INSTRUCTIONS TO FOLLOW
Where a line in the data below includes the word "account", count it. State the total and nothing more.

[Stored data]
________________________________________

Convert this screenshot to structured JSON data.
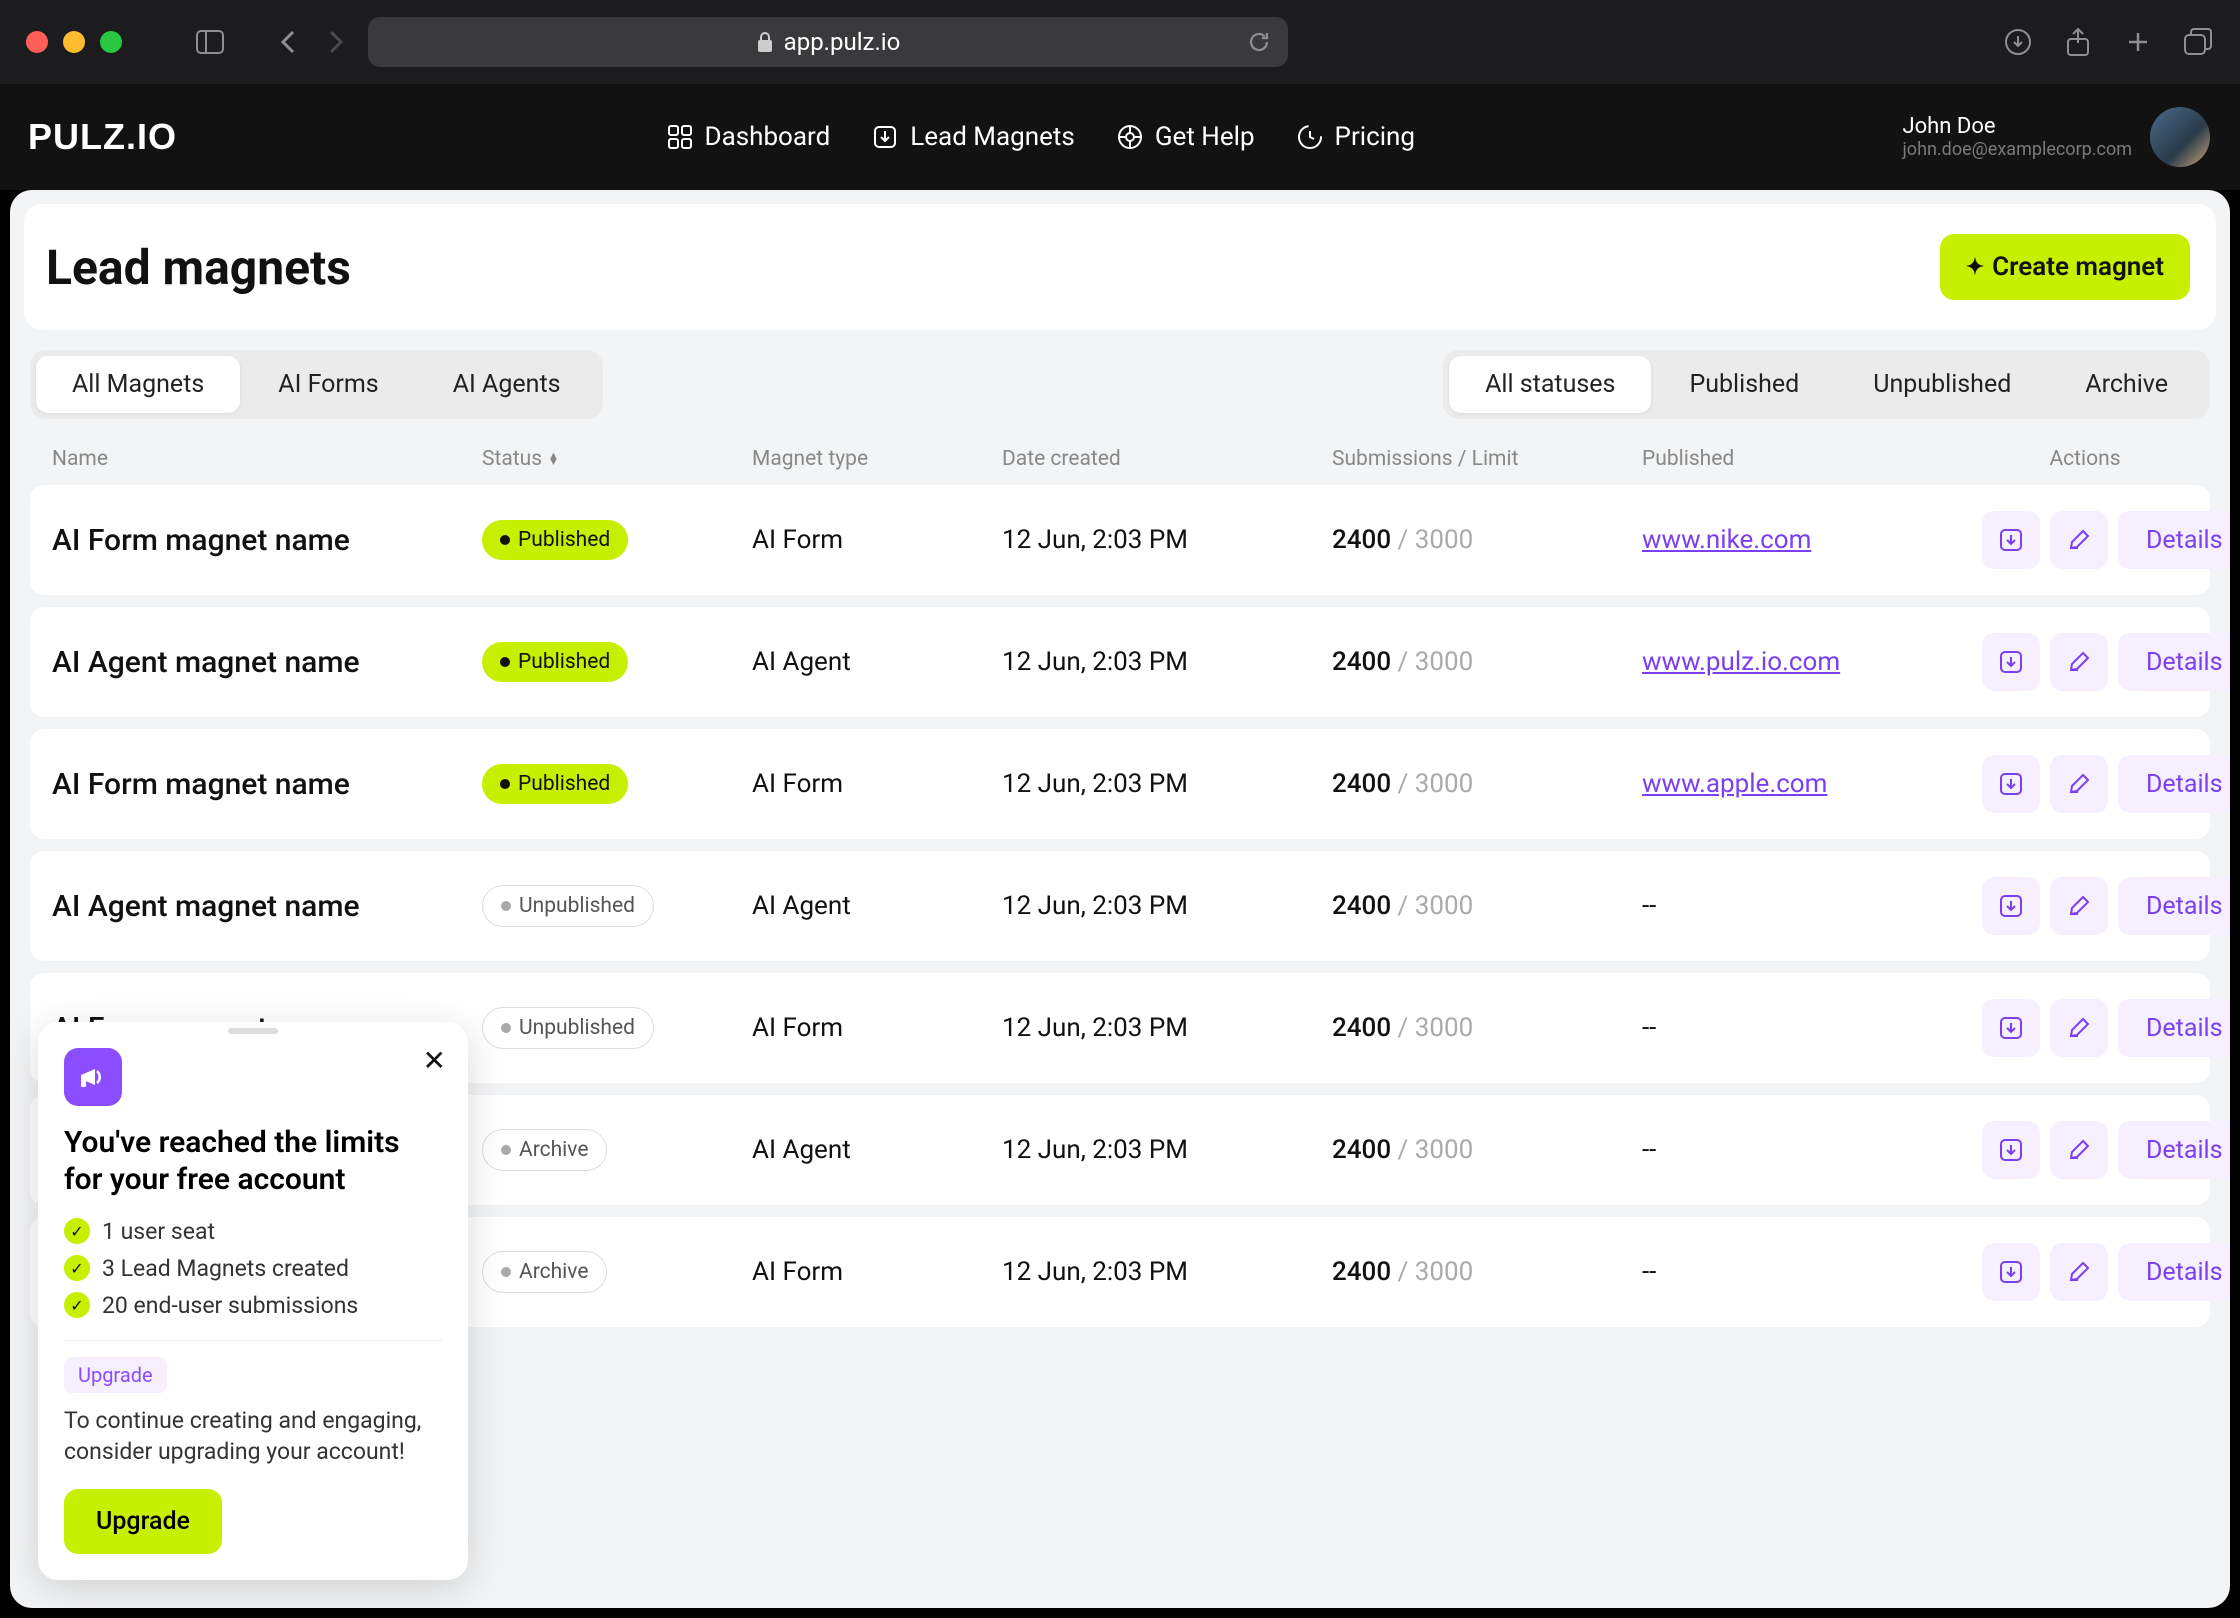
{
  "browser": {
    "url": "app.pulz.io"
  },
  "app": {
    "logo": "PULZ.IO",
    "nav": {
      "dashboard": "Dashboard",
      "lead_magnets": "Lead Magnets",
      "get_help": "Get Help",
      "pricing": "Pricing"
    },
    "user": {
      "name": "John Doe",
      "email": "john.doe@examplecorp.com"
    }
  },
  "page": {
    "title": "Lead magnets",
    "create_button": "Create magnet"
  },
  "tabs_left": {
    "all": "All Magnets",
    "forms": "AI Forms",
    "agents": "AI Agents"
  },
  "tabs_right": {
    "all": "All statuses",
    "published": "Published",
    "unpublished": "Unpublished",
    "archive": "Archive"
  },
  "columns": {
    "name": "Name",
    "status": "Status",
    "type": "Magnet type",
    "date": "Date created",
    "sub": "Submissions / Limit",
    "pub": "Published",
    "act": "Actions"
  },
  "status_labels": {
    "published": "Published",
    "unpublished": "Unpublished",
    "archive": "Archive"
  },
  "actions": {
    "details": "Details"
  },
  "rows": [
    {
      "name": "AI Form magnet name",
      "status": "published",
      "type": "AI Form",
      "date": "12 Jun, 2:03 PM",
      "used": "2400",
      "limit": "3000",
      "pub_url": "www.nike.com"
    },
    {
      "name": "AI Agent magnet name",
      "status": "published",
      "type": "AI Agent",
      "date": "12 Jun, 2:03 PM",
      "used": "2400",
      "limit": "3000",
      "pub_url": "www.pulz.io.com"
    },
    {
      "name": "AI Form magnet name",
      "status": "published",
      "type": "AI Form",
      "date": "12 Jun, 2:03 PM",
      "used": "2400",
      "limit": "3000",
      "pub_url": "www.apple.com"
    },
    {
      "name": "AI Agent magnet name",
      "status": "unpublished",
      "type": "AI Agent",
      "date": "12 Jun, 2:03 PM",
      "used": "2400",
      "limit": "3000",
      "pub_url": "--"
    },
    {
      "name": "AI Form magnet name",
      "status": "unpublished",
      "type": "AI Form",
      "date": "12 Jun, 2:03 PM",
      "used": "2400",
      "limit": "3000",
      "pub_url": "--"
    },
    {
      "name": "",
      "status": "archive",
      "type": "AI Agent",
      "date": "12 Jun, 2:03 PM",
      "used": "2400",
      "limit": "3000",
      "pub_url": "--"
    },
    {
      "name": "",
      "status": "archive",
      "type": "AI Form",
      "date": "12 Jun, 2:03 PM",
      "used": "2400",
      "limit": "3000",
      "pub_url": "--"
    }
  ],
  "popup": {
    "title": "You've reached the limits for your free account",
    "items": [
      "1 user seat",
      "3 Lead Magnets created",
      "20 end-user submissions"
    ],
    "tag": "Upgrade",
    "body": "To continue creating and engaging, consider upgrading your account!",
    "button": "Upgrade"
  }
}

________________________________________

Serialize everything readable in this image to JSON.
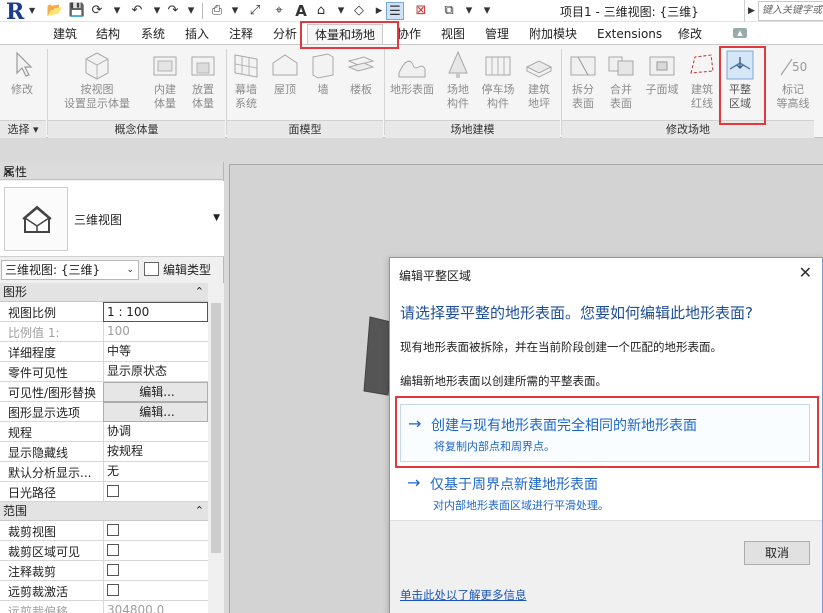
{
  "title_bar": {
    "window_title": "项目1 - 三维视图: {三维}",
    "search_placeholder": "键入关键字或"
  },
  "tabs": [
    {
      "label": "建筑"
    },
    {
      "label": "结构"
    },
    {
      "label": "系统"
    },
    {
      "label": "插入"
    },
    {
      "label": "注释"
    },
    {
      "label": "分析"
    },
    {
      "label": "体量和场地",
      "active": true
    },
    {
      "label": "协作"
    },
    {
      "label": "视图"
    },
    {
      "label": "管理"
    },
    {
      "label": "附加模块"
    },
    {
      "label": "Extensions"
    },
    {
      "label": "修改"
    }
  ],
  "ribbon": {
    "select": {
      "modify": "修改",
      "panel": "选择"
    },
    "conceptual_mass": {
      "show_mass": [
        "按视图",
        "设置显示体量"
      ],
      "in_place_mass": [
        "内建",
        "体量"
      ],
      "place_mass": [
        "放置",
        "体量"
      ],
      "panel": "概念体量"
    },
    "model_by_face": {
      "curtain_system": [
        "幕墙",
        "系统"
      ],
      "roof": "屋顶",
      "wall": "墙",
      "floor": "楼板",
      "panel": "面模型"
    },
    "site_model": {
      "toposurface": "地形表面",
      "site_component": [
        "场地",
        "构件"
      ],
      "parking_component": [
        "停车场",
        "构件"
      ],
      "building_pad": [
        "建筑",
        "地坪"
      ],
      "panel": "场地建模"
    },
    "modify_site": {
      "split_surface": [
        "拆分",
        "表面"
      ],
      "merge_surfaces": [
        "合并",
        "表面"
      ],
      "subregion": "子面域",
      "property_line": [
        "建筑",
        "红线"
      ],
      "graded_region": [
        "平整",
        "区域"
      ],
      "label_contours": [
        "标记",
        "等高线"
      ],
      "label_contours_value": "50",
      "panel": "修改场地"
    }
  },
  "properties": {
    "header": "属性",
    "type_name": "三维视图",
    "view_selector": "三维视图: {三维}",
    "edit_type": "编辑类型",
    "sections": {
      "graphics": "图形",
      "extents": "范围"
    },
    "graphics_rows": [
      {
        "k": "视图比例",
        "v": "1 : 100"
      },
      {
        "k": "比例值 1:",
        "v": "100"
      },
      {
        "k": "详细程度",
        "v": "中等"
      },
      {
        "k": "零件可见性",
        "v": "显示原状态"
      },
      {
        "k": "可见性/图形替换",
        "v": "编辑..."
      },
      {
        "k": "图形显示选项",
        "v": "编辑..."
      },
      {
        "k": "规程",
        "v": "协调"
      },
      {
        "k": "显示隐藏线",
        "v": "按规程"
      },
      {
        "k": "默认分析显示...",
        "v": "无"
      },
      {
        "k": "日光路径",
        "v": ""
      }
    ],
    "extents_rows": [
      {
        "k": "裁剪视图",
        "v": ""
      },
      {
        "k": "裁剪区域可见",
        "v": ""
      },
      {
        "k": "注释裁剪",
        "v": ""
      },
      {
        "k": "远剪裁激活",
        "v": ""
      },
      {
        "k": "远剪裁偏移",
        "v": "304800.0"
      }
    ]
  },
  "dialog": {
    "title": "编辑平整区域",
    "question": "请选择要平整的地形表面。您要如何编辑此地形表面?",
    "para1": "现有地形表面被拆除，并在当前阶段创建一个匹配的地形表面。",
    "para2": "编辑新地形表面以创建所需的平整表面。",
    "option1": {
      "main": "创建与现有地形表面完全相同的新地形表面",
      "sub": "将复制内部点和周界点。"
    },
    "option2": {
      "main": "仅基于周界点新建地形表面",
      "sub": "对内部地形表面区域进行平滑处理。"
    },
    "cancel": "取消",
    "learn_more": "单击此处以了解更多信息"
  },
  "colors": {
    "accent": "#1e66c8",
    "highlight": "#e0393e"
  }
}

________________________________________

EXERCISE RESPONSE
2